Volkswagen claims that those confined to the two-seater bench at the back get a better deal than before. It’s lower now, but compensation is provided by the bigger floorplans greater length and width, supposed to benefit both leg and elbow room. Fine in principle but in practice, the way the body tapers towards the rear makes this back seat a necessarily cosy place to be. Fine though for kids – or adults on relatively short journeys. And miles better of course than a MINI or a Fiat 500.
Out back in the space where the original Beetle once had its air-cooled engine, there’s now a bootlid that swivels upwards – together with the rear windscreen – when opened, revealing 310-litres of cargo capacity, 50% more than before. The sloped bootlid makes it awkward to carry taller items though. Push forward the 50:50 split-folding rear seat and the space on offer can increase to as much as 905-litres, which makes this by far the most practical of all the retro-style models on the market.
You could argue that in this MK3 design, we finally have the proper Beetle tribute model we should have had in the first place.
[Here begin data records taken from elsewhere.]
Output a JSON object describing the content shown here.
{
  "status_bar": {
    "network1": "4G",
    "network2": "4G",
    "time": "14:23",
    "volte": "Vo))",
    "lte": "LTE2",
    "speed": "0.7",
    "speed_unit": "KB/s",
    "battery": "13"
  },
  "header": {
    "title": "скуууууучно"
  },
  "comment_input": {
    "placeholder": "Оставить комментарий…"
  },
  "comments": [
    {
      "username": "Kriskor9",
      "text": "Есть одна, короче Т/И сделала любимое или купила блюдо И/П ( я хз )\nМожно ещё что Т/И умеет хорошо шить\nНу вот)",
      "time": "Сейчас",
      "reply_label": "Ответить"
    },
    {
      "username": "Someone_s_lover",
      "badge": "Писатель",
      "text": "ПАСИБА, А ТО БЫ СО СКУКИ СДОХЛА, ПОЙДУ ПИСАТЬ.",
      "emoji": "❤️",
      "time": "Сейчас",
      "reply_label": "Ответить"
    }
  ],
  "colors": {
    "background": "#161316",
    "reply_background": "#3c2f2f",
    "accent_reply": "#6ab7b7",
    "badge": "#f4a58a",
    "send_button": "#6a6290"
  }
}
This car borrows its heritage, its silhouette and its retro uniqueness from the post-war original, but fuses it with the sort of fuel economy, safety and creature comforts that the modern buyer demands - without the retro excesses and gender-specific touches of the previous car. This time round, the sportier look is matched by a sportier feel from an efficient range of engines but even so, this is a design you’ll still either love or hate.
Which is just as it should be. A model like this remains an unashamed indulgence, both on the part of its maker and those who will use it. True, the trend modern Beetles once set for High Street chic has now been copied by a whole clutch of rivals. Yet you can see why loyal owners love this Volkswagen so much. It certainly isn’t a rational choice. But then, if we did everything for rational reasons, the world would be very dull indeed. Just as its original predecessor did over seventy years ago, this car has made the automotive landscape just that little bit brighter.